What is the number of lines in the records below holding the string "label"? Reply with it and nothing else.
****************
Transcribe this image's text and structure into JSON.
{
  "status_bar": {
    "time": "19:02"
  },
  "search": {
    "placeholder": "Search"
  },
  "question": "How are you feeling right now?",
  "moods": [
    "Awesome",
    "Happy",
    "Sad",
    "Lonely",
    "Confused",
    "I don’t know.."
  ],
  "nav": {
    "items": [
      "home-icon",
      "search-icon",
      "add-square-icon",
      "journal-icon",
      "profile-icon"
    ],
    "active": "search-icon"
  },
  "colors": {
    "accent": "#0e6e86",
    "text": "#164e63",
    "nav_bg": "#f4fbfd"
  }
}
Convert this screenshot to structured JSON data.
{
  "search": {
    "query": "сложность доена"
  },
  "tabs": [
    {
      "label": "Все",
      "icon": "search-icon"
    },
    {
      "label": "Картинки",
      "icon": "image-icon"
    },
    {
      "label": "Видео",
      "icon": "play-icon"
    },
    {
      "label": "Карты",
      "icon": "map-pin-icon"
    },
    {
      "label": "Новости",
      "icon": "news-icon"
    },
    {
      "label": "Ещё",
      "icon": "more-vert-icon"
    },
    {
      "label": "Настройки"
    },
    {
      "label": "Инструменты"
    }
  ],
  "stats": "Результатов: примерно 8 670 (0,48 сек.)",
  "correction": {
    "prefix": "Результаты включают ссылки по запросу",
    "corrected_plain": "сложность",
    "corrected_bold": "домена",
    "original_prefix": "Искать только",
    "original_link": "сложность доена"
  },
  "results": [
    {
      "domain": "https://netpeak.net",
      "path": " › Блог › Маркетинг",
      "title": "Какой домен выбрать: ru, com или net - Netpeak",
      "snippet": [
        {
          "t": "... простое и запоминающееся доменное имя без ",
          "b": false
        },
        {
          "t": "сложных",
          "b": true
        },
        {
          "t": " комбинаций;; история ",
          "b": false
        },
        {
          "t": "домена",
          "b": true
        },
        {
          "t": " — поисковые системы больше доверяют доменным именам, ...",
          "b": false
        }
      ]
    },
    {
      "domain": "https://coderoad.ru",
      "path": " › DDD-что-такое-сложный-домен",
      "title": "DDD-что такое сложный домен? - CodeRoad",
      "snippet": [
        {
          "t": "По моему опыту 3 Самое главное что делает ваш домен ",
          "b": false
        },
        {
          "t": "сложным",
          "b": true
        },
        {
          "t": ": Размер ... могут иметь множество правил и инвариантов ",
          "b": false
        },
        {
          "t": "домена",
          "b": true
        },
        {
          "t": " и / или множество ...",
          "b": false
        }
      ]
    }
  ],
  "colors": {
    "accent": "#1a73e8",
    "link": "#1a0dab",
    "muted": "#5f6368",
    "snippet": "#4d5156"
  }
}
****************
» **Output for this exercise**
8